A review of CCSA’s budget for the Smart Start scholarship program reveals a 5 percent budget reduction for the program compared to the prior fiscal year. While the refusal of CCSA to produce necessary documents makes it impossible to determine whether the budget cut came in the middle or the beginning of the fiscal year, a relatively minor could not have produced such a shortfall.
More importantly, it was the responsibility of CCSA at the writing of the budget last summer to adjust participants in the program according to funding available. And in contrast to Chappel’s claims about growing populations, CCSA actually reduced the number of participants in the scholarship by 11 percent in their budget for the current fiscal year. And yet CCSA managed to burn through two-thirds of its yearly budget in just six months.
The remaining questions about the attrition rate (the rate at which children left the Smart Start program) and to what extent stimulus funding contributed to the shortfall remain unanswered, due to CCSA’s refusal to divulge that information.
CCSA did not respond to repeated attempts to contact their office via email and voicemail. Upon an in-person visit to CCSA headquarters, CCSA staff denied all access to requested records relevant to the Durham County childcare crisis. Although CCSA runs the Smart Start scholarship program with taxpayer money, Chappel claims to be outside of Public Records Law and therefore unwilling to oblige the public with critical information pertaining to why so many children were dropped from this program.

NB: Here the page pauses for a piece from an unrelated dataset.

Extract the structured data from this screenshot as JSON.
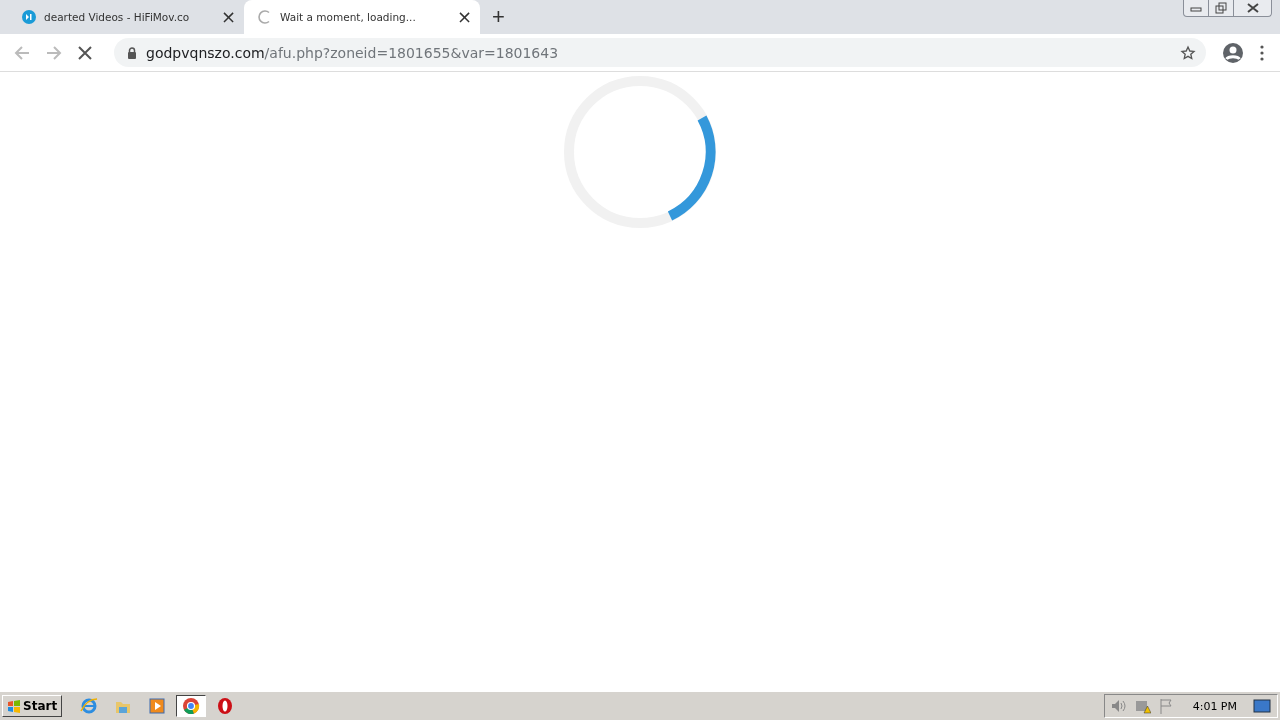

CCSA has administered the Smart Start Scholarship Program in Durham County for a little over a year, winning the contract with the Durham County Smart Start for FY09-10 over the local Department of Social Services (DSS), who administered the program for years prior to CCSA. Durham County Director of Social Services, Gerri Robinson, spoke briefly about how the program was administered previously under DSS. “It is almost impossible for us to have had a similar situation happen to us,” she said, citing rigorous monthly monitoring requirements as a safeguard against excessive spending. Reports suggest that ironically one of the reasons DSS lost the contract for FY09-10 was due to not spending all of the funding in their budget.